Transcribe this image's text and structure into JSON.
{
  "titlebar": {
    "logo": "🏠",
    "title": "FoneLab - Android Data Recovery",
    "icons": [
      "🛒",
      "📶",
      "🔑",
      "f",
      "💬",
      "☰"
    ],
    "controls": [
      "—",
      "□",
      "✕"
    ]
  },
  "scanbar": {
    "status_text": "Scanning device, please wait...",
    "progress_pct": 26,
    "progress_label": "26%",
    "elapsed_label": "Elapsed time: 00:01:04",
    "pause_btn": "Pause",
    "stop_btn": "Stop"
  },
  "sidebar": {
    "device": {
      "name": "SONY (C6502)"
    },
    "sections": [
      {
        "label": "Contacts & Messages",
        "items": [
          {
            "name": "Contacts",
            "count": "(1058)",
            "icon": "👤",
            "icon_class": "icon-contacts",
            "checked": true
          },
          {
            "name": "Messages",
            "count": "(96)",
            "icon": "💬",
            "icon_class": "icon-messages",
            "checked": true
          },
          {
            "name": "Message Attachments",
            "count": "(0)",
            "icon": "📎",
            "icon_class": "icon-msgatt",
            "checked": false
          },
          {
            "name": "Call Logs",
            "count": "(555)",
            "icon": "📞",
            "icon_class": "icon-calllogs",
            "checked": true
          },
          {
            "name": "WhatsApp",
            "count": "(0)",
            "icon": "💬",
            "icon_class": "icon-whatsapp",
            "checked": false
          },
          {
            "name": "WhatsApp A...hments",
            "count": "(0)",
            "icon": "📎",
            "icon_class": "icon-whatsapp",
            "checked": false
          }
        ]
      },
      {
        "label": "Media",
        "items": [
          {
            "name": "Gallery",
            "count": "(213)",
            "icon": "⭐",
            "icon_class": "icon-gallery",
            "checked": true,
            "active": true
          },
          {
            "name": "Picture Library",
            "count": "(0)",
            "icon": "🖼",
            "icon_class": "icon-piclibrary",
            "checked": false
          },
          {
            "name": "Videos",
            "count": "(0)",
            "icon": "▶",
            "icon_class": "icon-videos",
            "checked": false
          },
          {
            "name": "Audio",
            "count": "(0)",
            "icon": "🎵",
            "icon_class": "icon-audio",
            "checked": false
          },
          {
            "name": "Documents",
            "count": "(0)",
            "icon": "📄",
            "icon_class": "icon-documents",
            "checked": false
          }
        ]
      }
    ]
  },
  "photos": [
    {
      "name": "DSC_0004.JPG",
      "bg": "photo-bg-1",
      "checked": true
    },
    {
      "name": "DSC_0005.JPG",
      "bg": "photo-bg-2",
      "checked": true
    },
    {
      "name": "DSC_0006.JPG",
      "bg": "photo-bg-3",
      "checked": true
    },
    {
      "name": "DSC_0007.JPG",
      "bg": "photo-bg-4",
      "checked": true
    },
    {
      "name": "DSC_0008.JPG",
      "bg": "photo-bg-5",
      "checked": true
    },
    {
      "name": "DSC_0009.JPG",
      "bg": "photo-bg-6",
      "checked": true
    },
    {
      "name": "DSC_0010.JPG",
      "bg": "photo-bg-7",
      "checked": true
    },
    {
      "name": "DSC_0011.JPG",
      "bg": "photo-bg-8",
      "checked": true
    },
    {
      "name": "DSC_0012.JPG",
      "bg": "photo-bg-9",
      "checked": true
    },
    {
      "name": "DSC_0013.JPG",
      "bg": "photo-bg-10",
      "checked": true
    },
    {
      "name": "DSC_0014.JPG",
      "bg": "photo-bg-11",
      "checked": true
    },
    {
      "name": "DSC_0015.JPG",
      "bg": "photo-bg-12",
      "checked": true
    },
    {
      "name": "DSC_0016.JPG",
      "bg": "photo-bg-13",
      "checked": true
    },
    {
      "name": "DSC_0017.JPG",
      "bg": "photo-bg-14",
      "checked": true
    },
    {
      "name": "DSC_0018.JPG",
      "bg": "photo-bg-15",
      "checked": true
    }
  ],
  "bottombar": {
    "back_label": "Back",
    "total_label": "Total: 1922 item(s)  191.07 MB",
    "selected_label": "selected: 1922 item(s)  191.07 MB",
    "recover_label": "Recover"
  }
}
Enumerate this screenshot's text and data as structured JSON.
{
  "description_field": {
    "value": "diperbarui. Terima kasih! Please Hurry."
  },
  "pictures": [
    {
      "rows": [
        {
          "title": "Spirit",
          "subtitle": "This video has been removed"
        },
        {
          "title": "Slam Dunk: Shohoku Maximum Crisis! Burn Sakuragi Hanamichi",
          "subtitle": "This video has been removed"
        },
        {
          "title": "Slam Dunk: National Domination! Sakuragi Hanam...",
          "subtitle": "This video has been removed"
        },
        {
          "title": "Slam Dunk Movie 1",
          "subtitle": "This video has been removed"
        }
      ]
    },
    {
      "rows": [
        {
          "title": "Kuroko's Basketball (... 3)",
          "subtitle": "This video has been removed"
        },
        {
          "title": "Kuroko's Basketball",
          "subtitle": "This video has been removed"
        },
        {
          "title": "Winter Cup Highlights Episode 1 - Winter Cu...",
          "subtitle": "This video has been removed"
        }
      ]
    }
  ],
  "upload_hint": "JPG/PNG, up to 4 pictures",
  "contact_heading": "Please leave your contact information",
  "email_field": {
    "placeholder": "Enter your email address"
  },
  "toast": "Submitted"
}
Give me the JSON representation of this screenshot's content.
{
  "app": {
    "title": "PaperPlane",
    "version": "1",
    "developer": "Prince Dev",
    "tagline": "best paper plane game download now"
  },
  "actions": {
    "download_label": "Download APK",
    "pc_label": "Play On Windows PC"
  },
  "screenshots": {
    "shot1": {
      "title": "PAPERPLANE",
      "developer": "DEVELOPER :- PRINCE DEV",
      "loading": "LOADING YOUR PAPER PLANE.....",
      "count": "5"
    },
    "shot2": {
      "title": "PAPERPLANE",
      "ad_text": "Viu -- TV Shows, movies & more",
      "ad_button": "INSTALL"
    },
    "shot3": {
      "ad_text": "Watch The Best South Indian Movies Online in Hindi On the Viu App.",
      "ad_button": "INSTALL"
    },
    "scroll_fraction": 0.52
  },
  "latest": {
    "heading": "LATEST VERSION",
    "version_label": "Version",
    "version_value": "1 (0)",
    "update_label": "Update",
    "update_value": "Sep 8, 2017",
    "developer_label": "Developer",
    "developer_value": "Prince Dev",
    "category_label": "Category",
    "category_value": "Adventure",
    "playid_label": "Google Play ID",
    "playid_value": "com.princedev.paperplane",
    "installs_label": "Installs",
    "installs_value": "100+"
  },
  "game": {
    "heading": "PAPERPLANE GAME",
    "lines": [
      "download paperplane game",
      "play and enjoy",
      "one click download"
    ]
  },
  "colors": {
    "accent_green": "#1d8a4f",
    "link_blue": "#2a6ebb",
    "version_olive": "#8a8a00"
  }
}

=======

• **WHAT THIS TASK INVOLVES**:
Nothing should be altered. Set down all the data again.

• **RESULT OF THIS EXERCISE**:
Transcribe this image's text and structure into JSON.
{
  "titlebar": {
    "logo": "🏠",
    "title": "FoneLab - Android Data Recovery",
    "icons": [
      "🛒",
      "📶",
      "🔑",
      "f",
      "💬",
      "☰"
    ],
    "controls": [
      "—",
      "□",
      "✕"
    ]
  },
  "scanbar": {
    "status_text": "Scanning device, please wait...",
    "progress_pct": 26,
    "progress_label": "26%",
    "elapsed_label": "Elapsed time: 00:01:04",
    "pause_btn": "Pause",
    "stop_btn": "Stop"
  },
  "sidebar": {
    "device": {
      "name": "SONY (C6502)"
    },
    "sections": [
      {
        "label": "Contacts & Messages",
        "items": [
          {
            "name": "Contacts",
            "count": "(1058)",
            "icon": "👤",
            "icon_class": "icon-contacts",
            "checked": true
          },
          {
            "name": "Messages",
            "count": "(96)",
            "icon": "💬",
            "icon_class": "icon-messages",
            "checked": true
          },
          {
            "name": "Message Attachments",
            "count": "(0)",
            "icon": "📎",
            "icon_class": "icon-msgatt",
            "checked": false
          },
          {
            "name": "Call Logs",
            "count": "(555)",
            "icon": "📞",
            "icon_class": "icon-calllogs",
            "checked": true
          },
          {
            "name": "WhatsApp",
            "count": "(0)",
            "icon": "💬",
            "icon_class": "icon-whatsapp",
            "checked": false
          },
          {
            "name": "WhatsApp A...hments",
            "count": "(0)",
            "icon": "📎",
            "icon_class": "icon-whatsapp",
            "checked": false
          }
        ]
      },
      {
        "label": "Media",
        "items": [
          {
            "name": "Gallery",
            "count": "(213)",
            "icon": "⭐",
            "icon_class": "icon-gallery",
            "checked": true,
            "active": true
          },
          {
            "name": "Picture Library",
            "count": "(0)",
            "icon": "🖼",
            "icon_class": "icon-piclibrary",
            "checked": false
          },
          {
            "name": "Videos",
            "count": "(0)",
            "icon": "▶",
            "icon_class": "icon-videos",
            "checked": false
          },
          {
            "name": "Audio",
            "count": "(0)",
            "icon": "🎵",
            "icon_class": "icon-audio",
            "checked": false
          },
          {
            "name": "Documents",
            "count": "(0)",
            "icon": "📄",
            "icon_class": "icon-documents",
            "checked": false
          }
        ]
      }
    ]
  },
  "photos": [
    {
      "name": "DSC_0004.JPG",
      "bg": "photo-bg-1",
      "checked": true
    },
    {
      "name": "DSC_0005.JPG",
      "bg": "photo-bg-2",
      "checked": true
    },
    {
      "name": "DSC_0006.JPG",
      "bg": "photo-bg-3",
      "checked": true
    },
    {
      "name": "DSC_0007.JPG",
      "bg": "photo-bg-4",
      "checked": true
    },
    {
      "name": "DSC_0008.JPG",
      "bg": "photo-bg-5",
      "checked": true
    },
    {
      "name": "DSC_0009.JPG",
      "bg": "photo-bg-6",
      "checked": true
    },
    {
      "name": "DSC_0010.JPG",
      "bg": "photo-bg-7",
      "checked": true
    },
    {
      "name": "DSC_0011.JPG",
      "bg": "photo-bg-8",
      "checked": true
    },
    {
      "name": "DSC_0012.JPG",
      "bg": "photo-bg-9",
      "checked": true
    },
    {
      "name": "DSC_0013.JPG",
      "bg": "photo-bg-10",
      "checked": true
    },
    {
      "name": "DSC_0014.JPG",
      "bg": "photo-bg-11",
      "checked": true
    },
    {
      "name": "DSC_0015.JPG",
      "bg": "photo-bg-12",
      "checked": true
    },
    {
      "name": "DSC_0016.JPG",
      "bg": "photo-bg-13",
      "checked": true
    },
    {
      "name": "DSC_0017.JPG",
      "bg": "photo-bg-14",
      "checked": true
    },
    {
      "name": "DSC_0018.JPG",
      "bg": "photo-bg-15",
      "checked": true
    }
  ],
  "bottombar": {
    "back_label": "Back",
    "total_label": "Total: 1922 item(s)  191.07 MB",
    "selected_label": "selected: 1922 item(s)  191.07 MB",
    "recover_label": "Recover"
  }
}
Enumerate this screenshot's text and data as structured JSON.
{
  "description_field": {
    "value": "diperbarui. Terima kasih! Please Hurry."
  },
  "pictures": [
    {
      "rows": [
        {
          "title": "Spirit",
          "subtitle": "This video has been removed"
        },
        {
          "title": "Slam Dunk: Shohoku Maximum Crisis! Burn Sakuragi Hanamichi",
          "subtitle": "This video has been removed"
        },
        {
          "title": "Slam Dunk: National Domination! Sakuragi Hanam...",
          "subtitle": "This video has been removed"
        },
        {
          "title": "Slam Dunk Movie 1",
          "subtitle": "This video has been removed"
        }
      ]
    },
    {
      "rows": [
        {
          "title": "Kuroko's Basketball (... 3)",
          "subtitle": "This video has been removed"
        },
        {
          "title": "Kuroko's Basketball",
          "subtitle": "This video has been removed"
        },
        {
          "title": "Winter Cup Highlights Episode 1 - Winter Cu...",
          "subtitle": "This video has been removed"
        }
      ]
    }
  ],
  "upload_hint": "JPG/PNG, up to 4 pictures",
  "contact_heading": "Please leave your contact information",
  "email_field": {
    "placeholder": "Enter your email address"
  },
  "toast": "Submitted"
}
Give me the JSON representation of this screenshot's content.
{
  "app": {
    "title": "PaperPlane",
    "version": "1",
    "developer": "Prince Dev",
    "tagline": "best paper plane game download now"
  },
  "actions": {
    "download_label": "Download APK",
    "pc_label": "Play On Windows PC"
  },
  "screenshots": {
    "shot1": {
      "title": "PAPERPLANE",
      "developer": "DEVELOPER :- PRINCE DEV",
      "loading": "LOADING YOUR PAPER PLANE.....",
      "count": "5"
    },
    "shot2": {
      "title": "PAPERPLANE",
      "ad_text": "Viu -- TV Shows, movies & more",
      "ad_button": "INSTALL"
    },
    "shot3": {
      "ad_text": "Watch The Best South Indian Movies Online in Hindi On the Viu App.",
      "ad_button": "INSTALL"
    },
    "scroll_fraction": 0.52
  },
  "latest": {
    "heading": "LATEST VERSION",
    "version_label": "Version",
    "version_value": "1 (0)",
    "update_label": "Update",
    "update_value": "Sep 8, 2017",
    "developer_label": "Developer",
    "developer_value": "Prince Dev",
    "category_label": "Category",
    "category_value": "Adventure",
    "playid_label": "Google Play ID",
    "playid_value": "com.princedev.paperplane",
    "installs_label": "Installs",
    "installs_value": "100+"
  },
  "game": {
    "heading": "PAPERPLANE GAME",
    "lines": [
      "download paperplane game",
      "play and enjoy",
      "one click download"
    ]
  },
  "colors": {
    "accent_green": "#1d8a4f",
    "link_blue": "#2a6ebb",
    "version_olive": "#8a8a00"
  }
}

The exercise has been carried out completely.